# Exercise instructions:
What is asked for is the whole listing, given again word for word.

# Recorded information:
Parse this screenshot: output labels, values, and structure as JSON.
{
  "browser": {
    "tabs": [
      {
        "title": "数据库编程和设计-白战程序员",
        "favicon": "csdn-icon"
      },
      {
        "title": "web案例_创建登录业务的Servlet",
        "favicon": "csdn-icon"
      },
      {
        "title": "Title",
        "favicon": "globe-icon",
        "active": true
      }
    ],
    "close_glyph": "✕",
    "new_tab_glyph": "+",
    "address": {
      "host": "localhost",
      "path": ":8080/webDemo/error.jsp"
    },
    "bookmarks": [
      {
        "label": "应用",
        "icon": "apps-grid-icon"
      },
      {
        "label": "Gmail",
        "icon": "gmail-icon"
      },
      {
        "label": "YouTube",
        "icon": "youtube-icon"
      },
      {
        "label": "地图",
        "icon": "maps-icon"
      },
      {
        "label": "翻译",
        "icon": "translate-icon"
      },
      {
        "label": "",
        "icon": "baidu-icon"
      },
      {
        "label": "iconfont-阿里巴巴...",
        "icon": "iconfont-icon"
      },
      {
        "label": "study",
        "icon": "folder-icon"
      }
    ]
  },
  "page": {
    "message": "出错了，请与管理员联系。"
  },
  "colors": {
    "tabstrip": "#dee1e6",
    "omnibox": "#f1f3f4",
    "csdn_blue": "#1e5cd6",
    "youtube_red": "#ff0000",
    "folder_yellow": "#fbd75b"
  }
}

# Answer to this exercise:
Parse this screenshot: output labels, values, and structure as JSON.
{
  "browser": {
    "tabs": [
      {
        "title": "数据库编程和设计-白战程序员",
        "favicon": "csdn-icon"
      },
      {
        "title": "web案例_创建登录业务的Servlet",
        "favicon": "csdn-icon"
      },
      {
        "title": "Title",
        "favicon": "globe-icon",
        "active": true
      }
    ],
    "close_glyph": "✕",
    "new_tab_glyph": "+",
    "address": {
      "host": "localhost",
      "path": ":8080/webDemo/error.jsp"
    },
    "bookmarks": [
      {
        "label": "应用",
        "icon": "apps-grid-icon"
      },
      {
        "label": "Gmail",
        "icon": "gmail-icon"
      },
      {
        "label": "YouTube",
        "icon": "youtube-icon"
      },
      {
        "label": "地图",
        "icon": "maps-icon"
      },
      {
        "label": "翻译",
        "icon": "translate-icon"
      },
      {
        "label": "",
        "icon": "baidu-icon"
      },
      {
        "label": "iconfont-阿里巴巴...",
        "icon": "iconfont-icon"
      },
      {
        "label": "study",
        "icon": "folder-icon"
      }
    ]
  },
  "page": {
    "message": "出错了，请与管理员联系。"
  },
  "colors": {
    "tabstrip": "#dee1e6",
    "omnibox": "#f1f3f4",
    "csdn_blue": "#1e5cd6",
    "youtube_red": "#ff0000",
    "folder_yellow": "#fbd75b"
  }
}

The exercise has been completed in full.